Tsunami-related product names undergo intense scrutiny; sporting organizations reassess tsunami-related team names
Danville, California (Fenruary 10, 2005) MetaNewsWire The recent tragedy unfolding insouth Asia has had a profound impact on the usage of the word tsunami in the worldwide media, according to an analysis released earlier today by The Global language Monitor (GLM).
According to The GLM’s PQ Index, the word peaked at some 27,000,000 media appearances (a rise of some 800% over what one would find in a typical year). When limited to tracking the major global news media, there were some 155,000 stories involving the tsunami since December 26th, compared compared to 15,000 stories mentioning the word tsunami over the prior two years. The PQ Index is a proprietary algorithm that tracks words in the global print and electronic media, and on the internet.
“This provides a measure of both the scope of the tragedy and the manner in which the entire world community has responded to this unprecedented series of events,” said Paul JJ Payack, President, The Global Language Monitor.The word tsunami is unusual in that it has been directly incorporated into hundreds of languages worldwide without translation since it is a technical term. Since first appearing in English around 1905, tsunami has been used to describe the phenomenon of long-sequence ocean waves usually resulting from undersea seismic activity.
Other descriptions are considered technically incorrect, such as the English tidal wave, since tsunamis have nothing to do with the ebbing and flowing of tides or tidal currents. The word is of Japanese origin meaning harbor (tsu) wave (nami). As caught on video throughout the region, immediately preceding a tsunami strike, water is often drawn out of harbors and bays, before it comes rushing back in with devastating force.

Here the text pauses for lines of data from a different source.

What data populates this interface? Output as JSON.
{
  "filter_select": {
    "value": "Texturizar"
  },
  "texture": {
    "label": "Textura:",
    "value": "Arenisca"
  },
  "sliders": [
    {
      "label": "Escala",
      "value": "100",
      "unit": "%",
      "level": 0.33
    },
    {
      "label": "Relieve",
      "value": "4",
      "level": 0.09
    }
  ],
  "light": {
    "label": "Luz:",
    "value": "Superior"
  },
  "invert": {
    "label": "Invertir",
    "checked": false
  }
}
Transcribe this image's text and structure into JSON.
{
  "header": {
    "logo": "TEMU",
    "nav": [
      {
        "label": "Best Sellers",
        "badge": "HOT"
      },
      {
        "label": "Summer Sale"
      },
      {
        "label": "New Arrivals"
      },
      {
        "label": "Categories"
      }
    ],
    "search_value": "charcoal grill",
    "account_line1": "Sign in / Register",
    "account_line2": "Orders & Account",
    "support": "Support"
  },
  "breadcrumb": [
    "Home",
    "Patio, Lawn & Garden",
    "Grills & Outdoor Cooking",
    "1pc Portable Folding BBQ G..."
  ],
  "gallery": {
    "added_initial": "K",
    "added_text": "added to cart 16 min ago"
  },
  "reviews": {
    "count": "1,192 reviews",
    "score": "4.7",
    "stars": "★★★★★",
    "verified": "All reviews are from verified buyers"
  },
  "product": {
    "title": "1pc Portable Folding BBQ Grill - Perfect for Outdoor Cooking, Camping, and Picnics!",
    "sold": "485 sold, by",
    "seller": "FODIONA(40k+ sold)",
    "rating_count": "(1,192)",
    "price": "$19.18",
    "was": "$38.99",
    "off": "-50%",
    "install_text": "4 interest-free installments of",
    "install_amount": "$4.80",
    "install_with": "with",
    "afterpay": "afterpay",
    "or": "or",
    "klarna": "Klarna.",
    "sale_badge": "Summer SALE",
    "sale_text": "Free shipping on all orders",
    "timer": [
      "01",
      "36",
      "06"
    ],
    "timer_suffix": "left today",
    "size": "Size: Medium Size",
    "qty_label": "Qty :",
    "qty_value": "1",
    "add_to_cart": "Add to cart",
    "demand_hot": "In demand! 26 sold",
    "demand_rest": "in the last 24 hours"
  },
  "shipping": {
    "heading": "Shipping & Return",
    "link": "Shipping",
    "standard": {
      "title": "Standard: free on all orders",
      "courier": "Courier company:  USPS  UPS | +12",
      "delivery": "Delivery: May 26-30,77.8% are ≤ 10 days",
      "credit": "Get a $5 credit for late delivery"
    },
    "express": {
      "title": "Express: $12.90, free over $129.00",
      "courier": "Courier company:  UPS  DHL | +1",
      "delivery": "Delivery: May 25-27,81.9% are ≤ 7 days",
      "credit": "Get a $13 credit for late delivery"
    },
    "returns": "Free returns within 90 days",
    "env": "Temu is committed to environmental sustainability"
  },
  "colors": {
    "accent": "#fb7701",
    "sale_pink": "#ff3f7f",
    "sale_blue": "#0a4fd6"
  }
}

“Before September 11th (2001) the term, ground zero, was a common business cliche meaning to go back to the starting point, especially when beginning a project over again as in going back to ground zero. Since Ground Zero now represents what many consider to be hallowed ground, such usage is rarely employed,” said Payack, “In the same manner, we envision that the word tsunami, will be the subject of considerable discretion before being used in anything other than a most serious manner.”
Of course, in its original context, the term ‘ground zero’ meant the blast epicenter of a nuclear device, such as that dropped on Hiroshima in August 1945.
In the world of sports there appear to be thousands of teams worldwide that incorporate the word tsunami into their names. These range from the Tsunami Aquatics Swim team of Livermore, California to the Hampshire Tsunami Paintball Team (UK) to the Pearl Harbor (Hawaii) Swim Club.
The world of consumer packaged goods is also sure to be impacted by the disaster. GLM’s analysis shows that there are some 10,000 products thatincorporate tsunami into their names. These include everything from Tsunami Point-to-Point Wireless Bridges, Tsunami Multimedia Speakers, and Tsunami Image Processors.
News organizations will also have to think twice before leading with headlines such as these:
”A Tsunami of Silliness” — The London Telegraph’s review of Michael Crichton’s new State of Fear thriller (December 19, 2004)
”A Tsunami of Japanese Pop Culture Cartoon- and Comic-related Products are Flooding into the US” — BusinessWeek (April 30, 2004)
- “Ford Releases a Tsunami of New Products” — Detroit News (April 2004)
However, this hasn’t stopped headline writers from incorporating the newly-heightened emotionally and psychologically freighted word into headlines of the last week:
“A Tsunami of Debt” — San Francisco Chronicle
“A Tsunami of Scandal” — Minneapolis Star-Tribune
“A Tsunami of Greed” — Village Voice (New York)